*Exercise aim*
Filter the entries below, keeping only lines with "JSON".

*Given records*
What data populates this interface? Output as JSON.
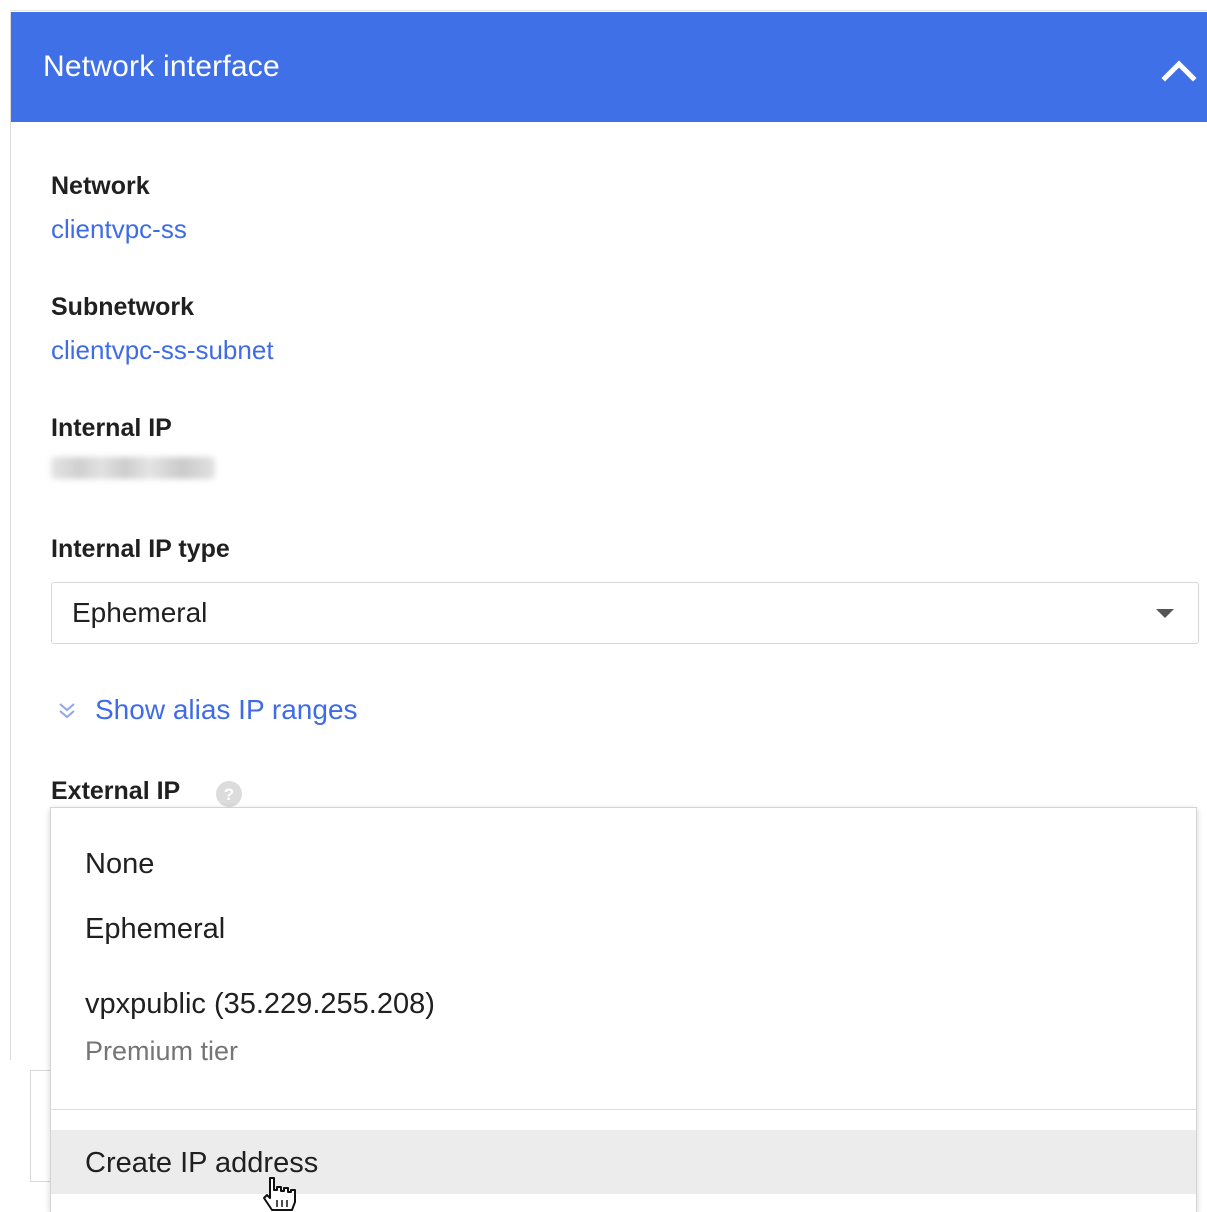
{
  "panel": {
    "title": "Network interface",
    "header_color": "#4070e8",
    "collapse_icon": "chevron-up-icon"
  },
  "fields": {
    "network": {
      "label": "Network",
      "value": "clientvpc-ss"
    },
    "subnetwork": {
      "label": "Subnetwork",
      "value": "clientvpc-ss-subnet"
    },
    "internal_ip": {
      "label": "Internal IP"
    },
    "internal_ip_type": {
      "label": "Internal IP type",
      "selected": "Ephemeral"
    },
    "alias_toggle": {
      "label": "Show alias IP ranges",
      "icon": "double-chevron-down-icon"
    },
    "external_ip": {
      "label": "External IP",
      "help_icon": "help-icon"
    }
  },
  "external_ip_menu": {
    "options": [
      {
        "label": "None"
      },
      {
        "label": "Ephemeral"
      },
      {
        "label": "vpxpublic (35.229.255.208)",
        "sublabel": "Premium tier"
      }
    ],
    "action": {
      "label": "Create IP address",
      "hovered": true
    }
  },
  "colors": {
    "link": "#3f6ce6",
    "hover": "#ececec"
  }
}
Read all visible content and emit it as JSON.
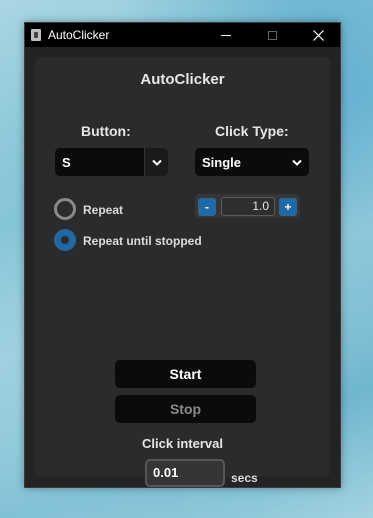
{
  "window": {
    "title": "AutoClicker"
  },
  "main": {
    "heading": "AutoClicker",
    "button_label": "Button:",
    "button_value": "S",
    "click_type_label": "Click Type:",
    "click_type_value": "Single",
    "repeat_label": "Repeat",
    "repeat_until_stopped_label": "Repeat until stopped",
    "selected_repeat_mode": "Repeat until stopped",
    "repeat_count": "1.0",
    "decrement_label": "-",
    "increment_label": "+",
    "start_label": "Start",
    "stop_label": "Stop",
    "interval_label": "Click interval",
    "interval_value": "0.01",
    "interval_unit": "secs"
  },
  "icons": {
    "app": "app-icon",
    "minimize": "minimize-icon",
    "maximize": "maximize-icon",
    "close": "close-icon",
    "dropdown": "chevron-down-icon"
  },
  "colors": {
    "accent": "#1f6aa5",
    "panel": "#2b2b2b",
    "window": "#232323",
    "titlebar": "#000000"
  }
}
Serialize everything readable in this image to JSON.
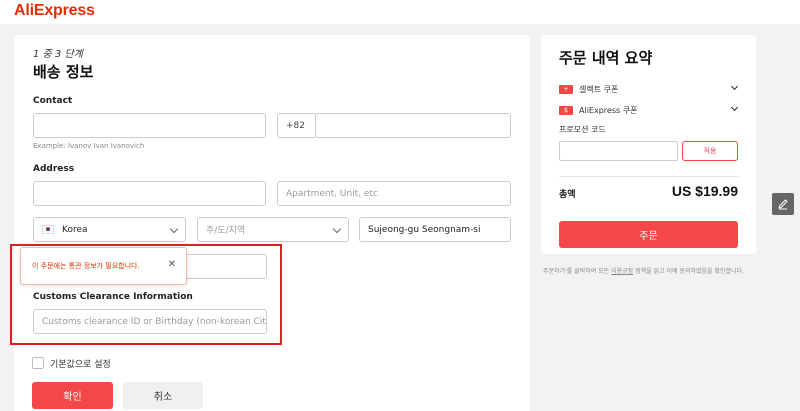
{
  "header": {
    "logo": "AliExpress"
  },
  "shipping": {
    "step": "1 중 3 단계",
    "title": "배송 정보",
    "contact_label": "Contact",
    "name_value": "",
    "phone_prefix": "+82",
    "phone_value": "",
    "name_hint": "Example: Ivanov Ivan Ivanovich",
    "address_label": "Address",
    "street_value": "",
    "apartment_placeholder": "Apartment, Unit, etc",
    "country": "Korea",
    "province_placeholder": "주/도/지역",
    "city_value": "Sujeong-gu Seongnam-si",
    "tooltip_text": "이 주문에는 통관 정보가 필요합니다.",
    "tooltip_close": "✕",
    "customs_label": "Customs Clearance Information",
    "customs_placeholder": "Customs clearance ID or Birthday (non-korean Citizens",
    "default_label": "기본값으로 설정",
    "confirm_label": "확인",
    "cancel_label": "취소"
  },
  "summary": {
    "title": "주문 내역 요약",
    "select_coupon": "셀렉트 쿠폰",
    "aliexpress_coupon": "AliExpress 쿠폰",
    "promo_label": "프로모션 코드",
    "promo_apply": "적용",
    "total_label": "총액",
    "total_value": "US $19.99",
    "order_label": "주문"
  },
  "terms": {
    "before": "주문하기'를 클릭하여 모든 ",
    "link": "이용규정",
    "after": " 정책을 읽고 이에 동의하였음을 확인합니다."
  },
  "colors": {
    "accent": "#f44848",
    "brand": "#e62e04",
    "highlight": "#e02020"
  }
}
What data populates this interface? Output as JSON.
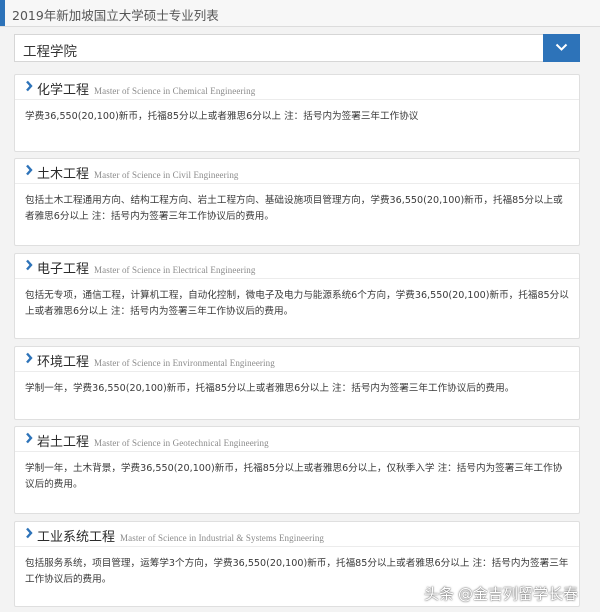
{
  "page": {
    "title": "2019年新加坡国立大学硕士专业列表",
    "accent_color": "#2d73b9"
  },
  "dropdown": {
    "selected": "工程学院",
    "icon": "chevron-down-icon"
  },
  "programs": [
    {
      "name": "化学工程",
      "english": "Master of Science in Chemical Engineering",
      "description": "学费36,550(20,100)新币，托福85分以上或者雅思6分以上 注：括号内为签署三年工作协议"
    },
    {
      "name": "土木工程",
      "english": "Master of Science in Civil Engineering",
      "description": "包括土木工程通用方向、结构工程方向、岩土工程方向、基础设施项目管理方向，学费36,550(20,100)新币，托福85分以上或者雅思6分以上 注：括号内为签署三年工作协议后的费用。"
    },
    {
      "name": "电子工程",
      "english": "Master of Science in Electrical Engineering",
      "description": "包括无专项，通信工程，计算机工程，自动化控制，微电子及电力与能源系统6个方向，学费36,550(20,100)新币，托福85分以上或者雅思6分以上 注：括号内为签署三年工作协议后的费用。"
    },
    {
      "name": "环境工程",
      "english": "Master of Science in Environmental Engineering",
      "description": "学制一年，学费36,550(20,100)新币，托福85分以上或者雅思6分以上 注：括号内为签署三年工作协议后的费用。"
    },
    {
      "name": "岩土工程",
      "english": "Master of Science in Geotechnical Engineering",
      "description": "学制一年，土木背景，学费36,550(20,100)新币，托福85分以上或者雅思6分以上，仅秋季入学 注：括号内为签署三年工作协议后的费用。"
    },
    {
      "name": "工业系统工程",
      "english": "Master of Science in Industrial & Systems Engineering",
      "description": "包括服务系统，项目管理，运筹学3个方向，学费36,550(20,100)新币，托福85分以上或者雅思6分以上 注：括号内为签署三年工作协议后的费用。"
    }
  ],
  "watermark": {
    "prefix": "头条",
    "handle": "@金吉列留学长春"
  }
}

*Exercise output*
What data populates this interface? Output as JSON.
Read all visible content and emit it as JSON.
Serialize everything readable in this image to JSON.
What data populates this interface? Output as JSON.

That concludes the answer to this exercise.